Kneecap > Treatments
If your fractured kneecap requires
a cast or knee immobilizer, here is what you can expect
and how you can cope with immobilization of your leg:
first concern is to monitor pain and swelling for the
first 48 hours while wearing your cast. If your swelling
decreases dramatically, the cast may become too loose.
If swelling increases, circulation can be dangerously
cut off. In both cases, you should contact your physician.
your cast or knee immobilizer clean, dry, and intact.
Wrap it in a plastic shower bag whenever you may come
in contact with water.
most knee injuries, treat with R.I.C.E. (Rest, Ice,
Compression, Elevation). You may or may not be able
to put some weight on your leg, depending on your physician's
recommendation. Wrap ice into a well-sealed plastic
bag and drape it around the cast or knee immobilizer
at knee level for as long as possible.
the injured leg above heart level to help blood drain
towards your body. It often helps to sleep with pillows
or blankets under your ankles.
some pain for seven to ten to fourteen days after your
initial injury. If needed, take pain medication as instructed.
your toes as much as possible to help circulate blood.
you develop a rash or irritated skin around your cast,
call your physician.
you sudden increased pain, contact your physician as
early as possible. In general, do not try to "grin
and bear it" if pain does not go away within a
your leg to be immobilized for about four to six weeks
before you can begin range of motion and quadriceps
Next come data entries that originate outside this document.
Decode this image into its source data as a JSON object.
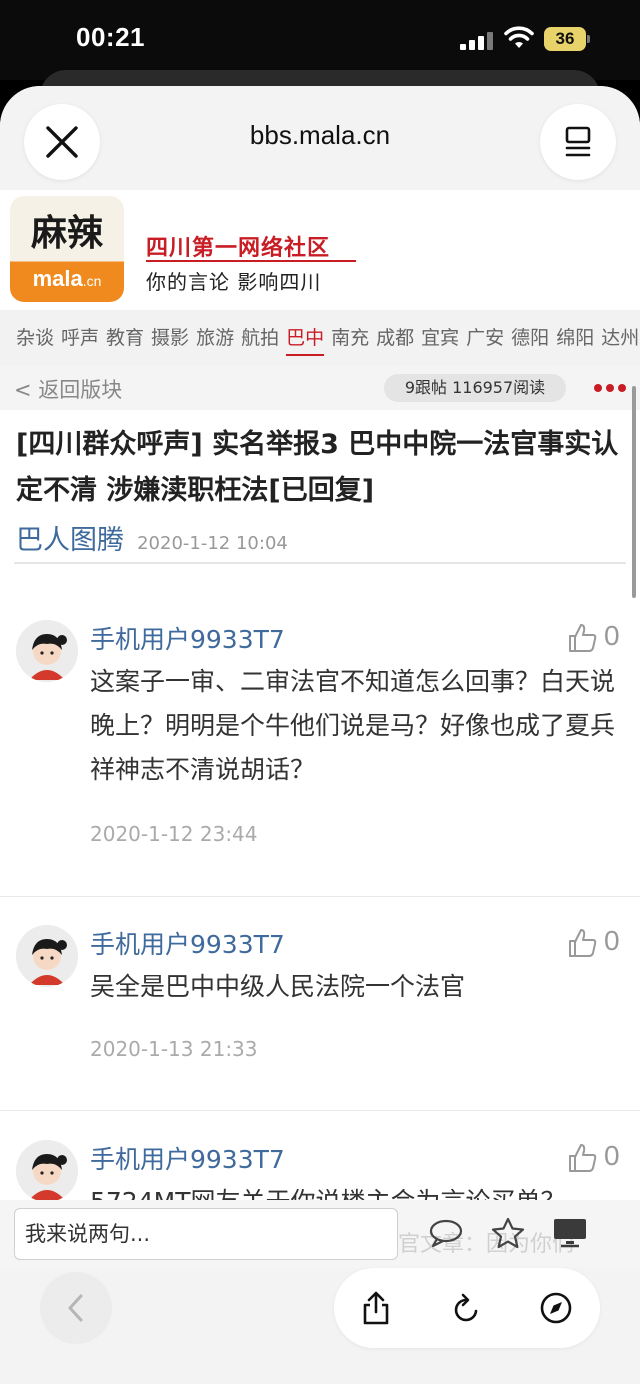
{
  "status_bar": {
    "time": "00:21",
    "battery": "36"
  },
  "browser": {
    "url": "bbs.mala.cn"
  },
  "site": {
    "logo_cn": "麻辣",
    "logo_en": "mala",
    "logo_en_suffix": ".cn",
    "slogan": "四川第一网络社区",
    "tagline": "你的言论 影响四川"
  },
  "categories": [
    "杂谈",
    "呼声",
    "教育",
    "摄影",
    "旅游",
    "航拍",
    "巴中",
    "南充",
    "成都",
    "宜宾",
    "广安",
    "德阳",
    "绵阳",
    "达州"
  ],
  "active_category": "巴中",
  "subbar": {
    "back": "< 返回版块",
    "stats": "9跟帖  116957阅读"
  },
  "post": {
    "title": "[四川群众呼声] 实名举报3 巴中中院一法官事实认定不清 涉嫌渎职枉法[已回复]",
    "author": "巴人图腾",
    "date": "2020-1-12 10:04"
  },
  "replies": [
    {
      "user": "手机用户9933T7",
      "likes": "0",
      "text": "这案子一审、二审法官不知道怎么回事？白天说晚上？明明是个牛他们说是马？好像也成了夏兵祥神志不清说胡话？",
      "time": "2020-1-12 23:44"
    },
    {
      "user": "手机用户9933T7",
      "likes": "0",
      "text": "吴全是巴中中级人民法院一个法官",
      "time": "2020-1-13 21:33"
    },
    {
      "user": "手机用户9933T7",
      "likes": "0",
      "text": "5724MT网友关于你说楼主会为言论买单？",
      "time": ""
    }
  ],
  "comment_bar": {
    "placeholder": "我来说两句...",
    "ghost": "官文章：因为你们"
  },
  "icons": {
    "close": "close-icon",
    "menu": "tabs-icon",
    "comment": "comment-icon",
    "star": "star-icon",
    "desktop": "desktop-icon",
    "back": "chevron-left-icon",
    "share": "share-icon",
    "reload": "reload-icon",
    "compass": "compass-icon",
    "like": "thumbs-up-icon"
  },
  "colors": {
    "brand_red": "#c81d24",
    "link_blue": "#3f6a9c",
    "logo_orange": "#f08a1e"
  }
}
strengthening exercises. However, straight leg raising,
which exercises the thigh muscles (quadriceps), usually
is recommended as soon as the acute pain associated
with your injury allows it.
avoid complications, only your doctor, a physician assistant
(PA), orthopedic nurse, or cast technician should remove
the cast with a special vibrating cast saw. In most
cases the cast is removed after four to six weeks.
Once your cast has been removed or
use of a knee immobilizer has been discontinued following
a fractured kneecap (patella), your physician may recommend
physical therapy to help you move about with the aid
of crutches, a walker, or other assistive device to
maintain and improve your overall conditioning. Though
everyone's rehabilitation program is slightly different,
rehabilitation for a fractured kneecap after cast removal
or discontinuance of a knee immobilizer follows a general
pattern. The rehabilitation focuses on strengthening
the muscles around your knee and increasing the range
of motion of the knee. Rehabilitation can begin about
four to six weeks after the injury was treated. Range
of motion is extremely important. Movement may be painful
at first, but it is important to not allow the knee
to stiffen. Rehab then progresses to resistive exercises
- those involving weights - to keep the muscles around
your knee strong. You should eventually be able to resume
functional activities like stair climbing, single leg
support, swimming, and driving. You will be able to
begin more vigorous activities as your kneecap heals
and your leg gets stronger.
strengthening exercises: Kneecap (patella) injuries
Once your fractured kneecap has healed,
building muscle strength around your knee can help you
avoid further injury. Contact sports and activities
increase your chances of re-injuring your kneecap. A
kneepad can cushion the blow when playing contact sports.
Another way to help prevent further knee injuries is
to learn knee-sparing exercise techniques.
Living - the average person takes between 12,000 and
15,000 steps a day. Each step exerts a force between
two and five times your body weight on your knees. After
a knee injury, take it easy on your knees during the
day whenever possible to save them for activities and
exercise. Avoid stairs when there is an elevator, take
the shortest path when walking, and consider wearing
athletic shoes designed to absorb shock.
Strengthening/Conditioning - activities themselves are
not a substitute for conditioning. It is essential to
adhere to the muscle strengthening program you learned
in rehab throughout the remainder of your life. The
best strengthening programs are low-impact and non-weight-bearing,
like stationary bikes and certain weightlifting programs,
so that the knees do not have to absorb shock.
- your sport or activity of choice helps maintain mental
and physical well-being, but it is not a conditioning
program. Sports that require twisting and quick direction
changes put great strain on your knee.